- _Entries supplied_:
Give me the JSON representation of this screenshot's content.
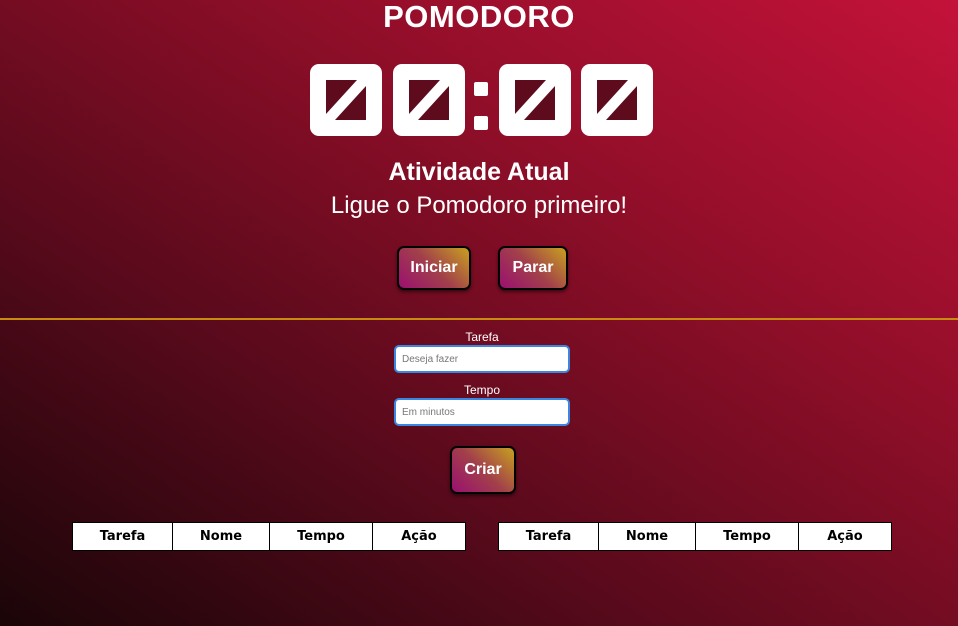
{
  "app": {
    "title": "POMODORO"
  },
  "timer": {
    "display": "00:00"
  },
  "activity": {
    "title": "Atividade Atual",
    "text": "Ligue o Pomodoro primeiro!"
  },
  "controls": {
    "start_label": "Iniciar",
    "stop_label": "Parar"
  },
  "form": {
    "task_label": "Tarefa",
    "task_placeholder": "Deseja fazer",
    "task_value": "",
    "time_label": "Tempo",
    "time_placeholder": "Em minutos",
    "time_value": "",
    "create_label": "Criar"
  },
  "tables": [
    {
      "headers": [
        "Tarefa",
        "Nome",
        "Tempo",
        "Ação"
      ]
    },
    {
      "headers": [
        "Tarefa",
        "Nome",
        "Tempo",
        "Ação"
      ]
    }
  ],
  "colors": {
    "divider": "#c98a12",
    "input_border": "#3a86e0",
    "background_dark": "#1a0508",
    "background_light": "#c4123a"
  }
}
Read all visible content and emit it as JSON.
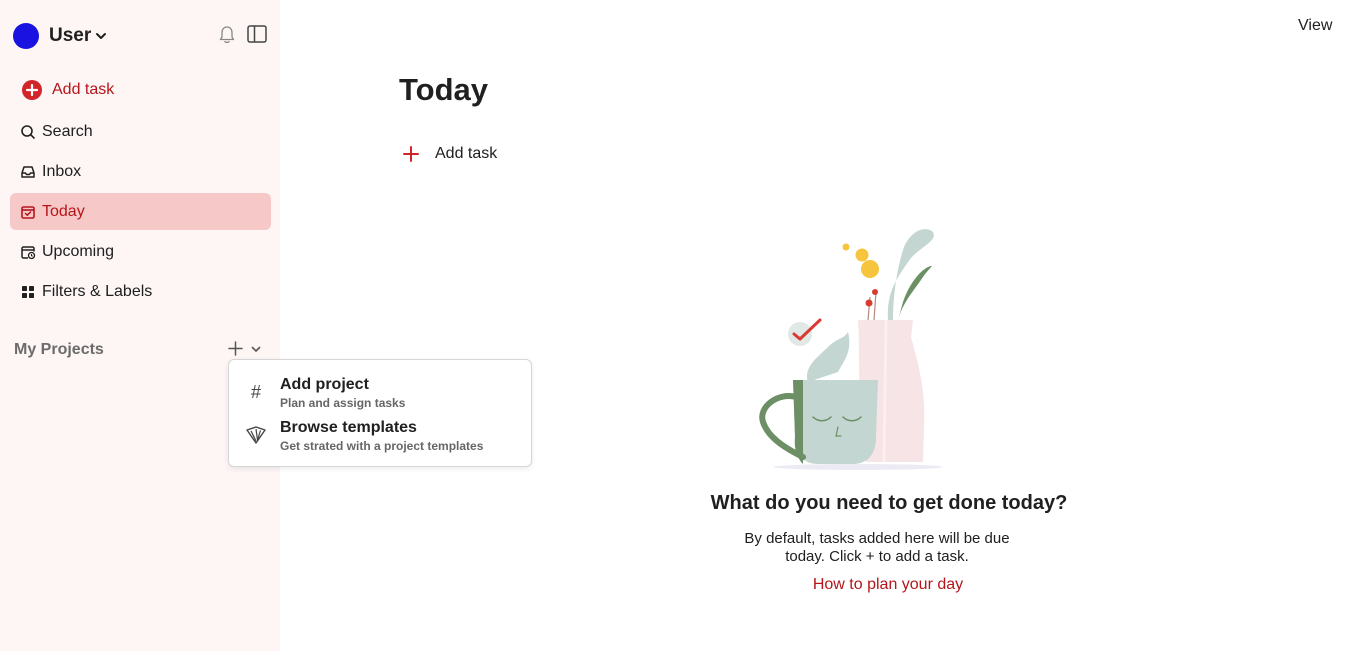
{
  "user": {
    "name": "User",
    "avatar_color": "#1a12e0"
  },
  "sidebar": {
    "add_task": "Add task",
    "items": [
      {
        "label": "Search",
        "icon": "search-icon"
      },
      {
        "label": "Inbox",
        "icon": "inbox-icon"
      },
      {
        "label": "Today",
        "icon": "calendar-today-icon",
        "active": true
      },
      {
        "label": "Upcoming",
        "icon": "calendar-upcoming-icon"
      },
      {
        "label": "Filters & Labels",
        "icon": "grid-icon"
      }
    ],
    "projects_label": "My Projects"
  },
  "menu": {
    "items": [
      {
        "title": "Add project",
        "subtitle": "Plan and assign tasks",
        "icon": "hash-icon"
      },
      {
        "title": "Browse templates",
        "subtitle": "Get strated with a project templates",
        "icon": "templates-icon"
      }
    ]
  },
  "main": {
    "view_label": "View",
    "title": "Today",
    "add_task": "Add task",
    "empty_title": "What do you need to get done today?",
    "empty_desc": "By default, tasks added here will be due today. Click + to add a task.",
    "empty_link": "How to plan your day"
  },
  "colors": {
    "accent": "#b5151b",
    "active_bg": "#f6c8c8",
    "sidebar_bg": "#fdf6f5"
  }
}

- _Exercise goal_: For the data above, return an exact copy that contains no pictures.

- _Task output_:
Give me the JSON representation of this screenshot's content.
{
  "app": {
    "title": "POMODORO"
  },
  "timer": {
    "display": "00:00"
  },
  "activity": {
    "title": "Atividade Atual",
    "text": "Ligue o Pomodoro primeiro!"
  },
  "controls": {
    "start_label": "Iniciar",
    "stop_label": "Parar"
  },
  "form": {
    "task_label": "Tarefa",
    "task_placeholder": "Deseja fazer",
    "task_value": "",
    "time_label": "Tempo",
    "time_placeholder": "Em minutos",
    "time_value": "",
    "create_label": "Criar"
  },
  "tables": [
    {
      "headers": [
        "Tarefa",
        "Nome",
        "Tempo",
        "Ação"
      ]
    },
    {
      "headers": [
        "Tarefa",
        "Nome",
        "Tempo",
        "Ação"
      ]
    }
  ],
  "colors": {
    "divider": "#c98a12",
    "input_border": "#3a86e0",
    "background_dark": "#1a0508",
    "background_light": "#c4123a"
  }
}
Read all visible content and emit it as JSON.
{
  "user": {
    "name": "User",
    "avatar_color": "#1a12e0"
  },
  "sidebar": {
    "add_task": "Add task",
    "items": [
      {
        "label": "Search",
        "icon": "search-icon"
      },
      {
        "label": "Inbox",
        "icon": "inbox-icon"
      },
      {
        "label": "Today",
        "icon": "calendar-today-icon",
        "active": true
      },
      {
        "label": "Upcoming",
        "icon": "calendar-upcoming-icon"
      },
      {
        "label": "Filters & Labels",
        "icon": "grid-icon"
      }
    ],
    "projects_label": "My Projects"
  },
  "menu": {
    "items": [
      {
        "title": "Add project",
        "subtitle": "Plan and assign tasks",
        "icon": "hash-icon"
      },
      {
        "title": "Browse templates",
        "subtitle": "Get strated with a project templates",
        "icon": "templates-icon"
      }
    ]
  },
  "main": {
    "view_label": "View",
    "title": "Today",
    "add_task": "Add task",
    "empty_title": "What do you need to get done today?",
    "empty_desc": "By default, tasks added here will be due today. Click + to add a task.",
    "empty_link": "How to plan your day"
  },
  "colors": {
    "accent": "#b5151b",
    "active_bg": "#f6c8c8",
    "sidebar_bg": "#fdf6f5"
  }
}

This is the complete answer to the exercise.